As the conversation moved on, I asked him whether he thinks that more non-cultural finance/business people could find a rewarding career in the cultural field by bringing their business knowledge and expertise.
“The reward here is moral and it is greater than in the financial sector. If one can find this reward, a new way has opened for finance people to specialize in cultural management. This domain is underdeveloped in Greece.” So I asked, what would he say to his colleagues to attract them? “It’s the people they are going to meet in person, important people they would have found difficult to meet otherwise from the Boards of cultural organizations. Academics, businessmen, presidents of big corporations, a mix of distinguished and unique personalities etc. In addition to this, it’s the contacts abroad with similar organizations.” Bottom line, I understood it’s about the quality of the work rather than anything else.
Finally, I thought of discussing certain issues that have to do with entrepreneurship values and their fitting or not in a non-for-profit museum. Haris expressed his belief that most entrepreneurial values fit in this kind of business.

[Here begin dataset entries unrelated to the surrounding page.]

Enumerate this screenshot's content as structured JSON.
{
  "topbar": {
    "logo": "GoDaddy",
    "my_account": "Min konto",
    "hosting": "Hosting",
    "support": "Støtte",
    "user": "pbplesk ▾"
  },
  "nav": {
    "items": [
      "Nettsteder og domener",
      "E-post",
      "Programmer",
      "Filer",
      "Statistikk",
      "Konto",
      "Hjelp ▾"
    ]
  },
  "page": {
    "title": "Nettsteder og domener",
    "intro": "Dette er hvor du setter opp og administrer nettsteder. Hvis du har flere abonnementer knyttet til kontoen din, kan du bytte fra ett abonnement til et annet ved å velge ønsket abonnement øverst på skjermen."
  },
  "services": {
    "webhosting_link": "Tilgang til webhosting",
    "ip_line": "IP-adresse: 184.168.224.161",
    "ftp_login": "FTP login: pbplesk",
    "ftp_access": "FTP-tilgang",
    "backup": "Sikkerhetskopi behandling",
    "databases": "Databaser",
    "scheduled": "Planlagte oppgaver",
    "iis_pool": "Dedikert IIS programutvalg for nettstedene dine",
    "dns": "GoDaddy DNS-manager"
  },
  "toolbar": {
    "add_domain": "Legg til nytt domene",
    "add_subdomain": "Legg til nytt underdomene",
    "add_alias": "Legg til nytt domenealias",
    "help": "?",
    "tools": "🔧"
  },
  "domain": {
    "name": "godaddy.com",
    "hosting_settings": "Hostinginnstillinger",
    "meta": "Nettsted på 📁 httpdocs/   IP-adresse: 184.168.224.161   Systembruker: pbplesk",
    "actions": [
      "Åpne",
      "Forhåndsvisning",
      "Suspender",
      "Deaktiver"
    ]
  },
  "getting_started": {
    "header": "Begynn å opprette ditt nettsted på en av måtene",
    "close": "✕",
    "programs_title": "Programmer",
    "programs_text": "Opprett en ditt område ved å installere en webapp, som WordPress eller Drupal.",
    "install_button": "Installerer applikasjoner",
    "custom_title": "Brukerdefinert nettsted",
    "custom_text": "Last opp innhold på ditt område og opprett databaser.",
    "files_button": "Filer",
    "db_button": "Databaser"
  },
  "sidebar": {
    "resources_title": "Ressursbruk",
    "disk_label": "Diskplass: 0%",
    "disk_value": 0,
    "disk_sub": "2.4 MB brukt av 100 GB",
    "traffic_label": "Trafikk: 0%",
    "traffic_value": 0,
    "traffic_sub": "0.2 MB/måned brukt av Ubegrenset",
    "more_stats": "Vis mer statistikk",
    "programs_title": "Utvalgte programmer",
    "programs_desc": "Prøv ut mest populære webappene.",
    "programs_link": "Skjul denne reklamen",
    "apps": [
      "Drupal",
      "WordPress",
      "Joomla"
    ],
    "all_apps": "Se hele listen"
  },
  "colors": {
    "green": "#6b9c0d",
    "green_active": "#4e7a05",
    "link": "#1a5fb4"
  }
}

He said that risk taking fits the least of all since all deals are closed with the smallest possible risk. Other than this, leadership&sound management are fundamental and bringing change and disrupting the system is necessary for implementing your program. “The whole magic is doing things in a new way”.
Closing our conversation, I asked Haris if there is any competition among museums in Greece since their funding model has not been done in a competitive spirit. He said that “there is some competition to a certain degree but not as much as you would expect in a country with so many museums”. What he pointed as more important though, is the lack of collaboration among similar organizations. “We fail to understand that we all fight for the same cause, a small part of the market, and we leave the rest of it unexplored.”One example he offered is to create a single museum ticket for all museums located on Vas. Sofias Avenue in the center of Athens like some of the Benaki collections. “Competitiveness is a paramount factor for development.” The evidence can be found in the sponsorship program, or donations in-kind and what have been achieved so far. “We found a sponsor that is willing to finance the salaries of 2 Management positions in the Museum for a year. This proves we are getting there.”